Working in transport has got to be one of the most stressful jobs out there in New Zealand. Deadlines, breakdowns, last minute changes, you name it. Employees working in transport are interrupted seven times an hour and distracted up to 2.1 hours a day. And 4 out of 10 people working at large companies are experiencing a major corporate restructuring, and therefore facing uncertainly about their futures. This may be why more than 40% of adults say they lie awake at night plagued by the stressful events of the day.
So is there a way to maintain steady focus throughout the day? Is it possible to do everything that needs to get done and still have energy left over after work? How do you keep cool under so many demands?
Get the most important tasks done first
Mark Twain once said that if the first thing you do each morning is to eat a live frog, you can go through the day with the satisfaction of knowing that that is probably the worse things that is going to happen to you all day long. Your “frog” is your biggest, most important task, the one you are most likely to procrastinate on if you don’t do something about it.
Start with the biggest, hardest and most important task first.
Take A Deep Breath
Shallow and rapid breathing is a typical part of the stress response, and hyperventilation can be distressing for people with anxiety and stress. Controlled breathing can promote relaxation and reduce the effects of stress. You can use abdominal breathing to help control your nervous system and encourage your body to relax, bringing about a range of health benefits.
Emails, Facebook, phone calls, pop ins, text messages, notifications and sudden, urgent deadlines conspire to make transport workers more distracted than ever. While you may not have control over all interruptions, you can eliminate some of them.
Get Enough Sleep
Everyone needs to get enough sleep. Sleep helps keep your mind and body healthy. Most adults need 7 to 8 hours of good quality sleep on a regular schedule each night. It’s important to sleep at about the same time every day and make sure you get good quality sleep so you feel rested when you wake up.
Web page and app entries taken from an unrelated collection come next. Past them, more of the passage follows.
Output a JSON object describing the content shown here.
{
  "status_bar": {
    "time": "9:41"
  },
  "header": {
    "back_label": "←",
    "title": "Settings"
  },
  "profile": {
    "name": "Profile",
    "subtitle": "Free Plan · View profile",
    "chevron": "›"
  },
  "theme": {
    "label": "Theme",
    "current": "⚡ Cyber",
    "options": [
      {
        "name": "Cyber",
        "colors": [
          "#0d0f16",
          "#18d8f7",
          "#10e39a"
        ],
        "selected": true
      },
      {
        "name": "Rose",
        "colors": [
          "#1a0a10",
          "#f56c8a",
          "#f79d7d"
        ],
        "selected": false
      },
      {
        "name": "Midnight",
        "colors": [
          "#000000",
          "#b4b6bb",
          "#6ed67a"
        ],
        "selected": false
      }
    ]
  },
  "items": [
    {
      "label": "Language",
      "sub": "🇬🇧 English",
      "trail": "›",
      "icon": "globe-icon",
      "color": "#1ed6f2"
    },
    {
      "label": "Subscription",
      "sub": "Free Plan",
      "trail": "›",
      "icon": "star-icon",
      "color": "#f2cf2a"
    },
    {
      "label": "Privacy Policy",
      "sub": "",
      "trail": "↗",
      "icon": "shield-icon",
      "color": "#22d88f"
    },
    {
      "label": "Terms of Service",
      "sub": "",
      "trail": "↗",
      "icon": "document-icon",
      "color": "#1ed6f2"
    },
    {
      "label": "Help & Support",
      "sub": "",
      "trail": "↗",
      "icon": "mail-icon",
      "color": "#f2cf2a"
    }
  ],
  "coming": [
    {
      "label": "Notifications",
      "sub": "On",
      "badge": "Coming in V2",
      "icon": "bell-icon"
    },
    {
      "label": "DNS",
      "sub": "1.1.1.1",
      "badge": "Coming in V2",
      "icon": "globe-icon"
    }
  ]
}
A poor diet may cause fatigue, loss of concentration, stress and therefore be less productive. Just like your car, your brain needs quality fuel to run efficiently. One study found that eating unhealthy foods puts you at a 66% increased risk of productivity loss. Eating a healthy, balanced diet to make sure your brain has the fuel it needs means more energy and increased productivity at work.